[Component data from apps and pages]
┄┄┄┄┄┄┄┄┄┄

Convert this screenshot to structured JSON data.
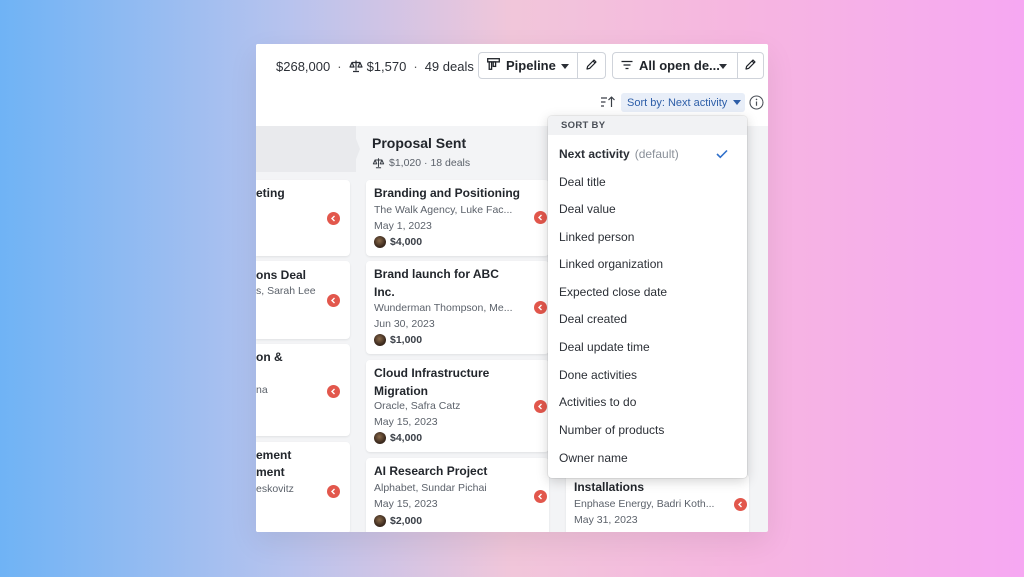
{
  "summary": {
    "total_value": "$268,000",
    "weighted_value": "$1,570",
    "deal_count": "49 deals",
    "separator": "·"
  },
  "toolbar": {
    "pipeline_label": "Pipeline",
    "filter_label": "All open de..."
  },
  "sort": {
    "button_label": "Sort by: Next activity"
  },
  "left_column": {
    "cards": [
      {
        "title": "eting",
        "subtitle": ""
      },
      {
        "title": "ons Deal",
        "subtitle": "s, Sarah Lee"
      },
      {
        "title": "on &",
        "subtitle": "na"
      },
      {
        "title": "ement",
        "title2": "ment",
        "subtitle": "eskovitz"
      }
    ]
  },
  "middle_column": {
    "title": "Proposal Sent",
    "meta": "$1,020 · 18 deals",
    "cards": [
      {
        "title": "Branding and Positioning",
        "org": "The Walk Agency, Luke Fac...",
        "date": "May 1, 2023",
        "value": "$4,000"
      },
      {
        "title": "Brand launch for ABC Inc.",
        "org": "Wunderman Thompson, Me...",
        "date": "Jun 30, 2023",
        "value": "$1,000"
      },
      {
        "title": "Cloud Infrastructure Migration",
        "org": "Oracle, Safra Catz",
        "date": "May 15, 2023",
        "value": "$4,000"
      },
      {
        "title": "AI Research Project",
        "org": "Alphabet, Sundar Pichai",
        "date": "May 15, 2023",
        "value": "$2,000"
      }
    ]
  },
  "right_column": {
    "cards": [
      {
        "title": "Installations",
        "org": "Enphase Energy, Badri Koth...",
        "date": "May 31, 2023"
      }
    ]
  },
  "sort_menu": {
    "header": "SORT BY",
    "default_suffix": "(default)",
    "items": [
      {
        "label": "Next activity",
        "selected": true
      },
      {
        "label": "Deal title"
      },
      {
        "label": "Deal value"
      },
      {
        "label": "Linked person"
      },
      {
        "label": "Linked organization"
      },
      {
        "label": "Expected close date"
      },
      {
        "label": "Deal created"
      },
      {
        "label": "Deal update time"
      },
      {
        "label": "Done activities"
      },
      {
        "label": "Activities to do"
      },
      {
        "label": "Number of products"
      },
      {
        "label": "Owner name"
      }
    ]
  },
  "colors": {
    "accent": "#2d5ea8",
    "overdue": "#e2574c",
    "check": "#2f6fca"
  },
  "icons": [
    "scale-icon",
    "pipeline-icon",
    "pencil-icon",
    "filter-icon",
    "sort-order-icon",
    "info-icon",
    "overdue-icon",
    "check-icon",
    "avatar"
  ]
}
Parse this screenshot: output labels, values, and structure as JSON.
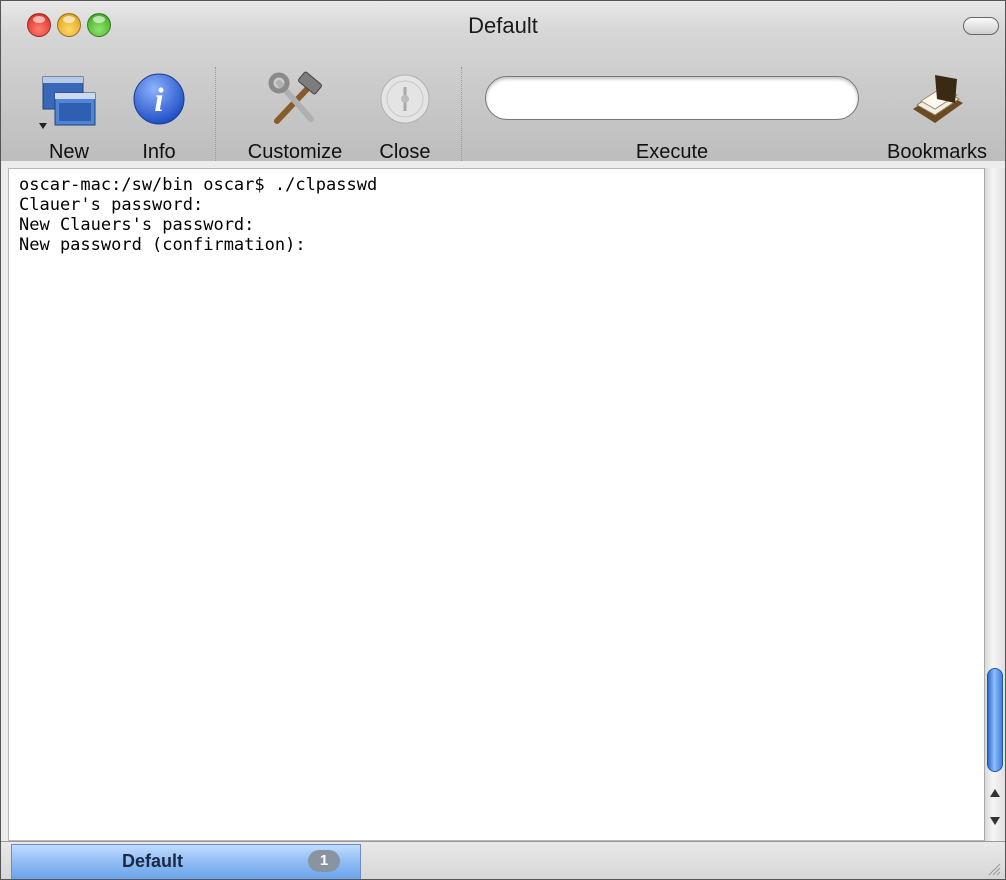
{
  "window": {
    "title": "Default"
  },
  "toolbar": {
    "new_label": "New",
    "info_label": "Info",
    "customize_label": "Customize",
    "close_label": "Close",
    "execute_label": "Execute",
    "execute_value": "",
    "bookmarks_label": "Bookmarks"
  },
  "terminal": {
    "lines": [
      "oscar-mac:/sw/bin oscar$ ./clpasswd",
      "Clauer's password:",
      "New Clauers's password:",
      "New password (confirmation):"
    ]
  },
  "tabs": [
    {
      "label": "Default",
      "badge": "1"
    }
  ],
  "colors": {
    "tab_selected": "#86b6f2",
    "scroll_thumb": "#3f7fda"
  },
  "icons": [
    "new-window-icon",
    "info-icon",
    "customize-icon",
    "close-icon",
    "bookmarks-icon"
  ]
}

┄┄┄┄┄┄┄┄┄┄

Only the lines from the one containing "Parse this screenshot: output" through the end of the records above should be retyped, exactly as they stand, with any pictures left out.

▶ [Written solution]:
Parse this screenshot: output labels, values, and structure as JSON.
{
  "window": {
    "title": "Default"
  },
  "toolbar": {
    "new_label": "New",
    "info_label": "Info",
    "customize_label": "Customize",
    "close_label": "Close",
    "execute_label": "Execute",
    "execute_value": "",
    "bookmarks_label": "Bookmarks"
  },
  "terminal": {
    "lines": [
      "oscar-mac:/sw/bin oscar$ ./clpasswd",
      "Clauer's password:",
      "New Clauers's password:",
      "New password (confirmation):"
    ]
  },
  "tabs": [
    {
      "label": "Default",
      "badge": "1"
    }
  ],
  "colors": {
    "tab_selected": "#86b6f2",
    "scroll_thumb": "#3f7fda"
  },
  "icons": [
    "new-window-icon",
    "info-icon",
    "customize-icon",
    "close-icon",
    "bookmarks-icon"
  ]
}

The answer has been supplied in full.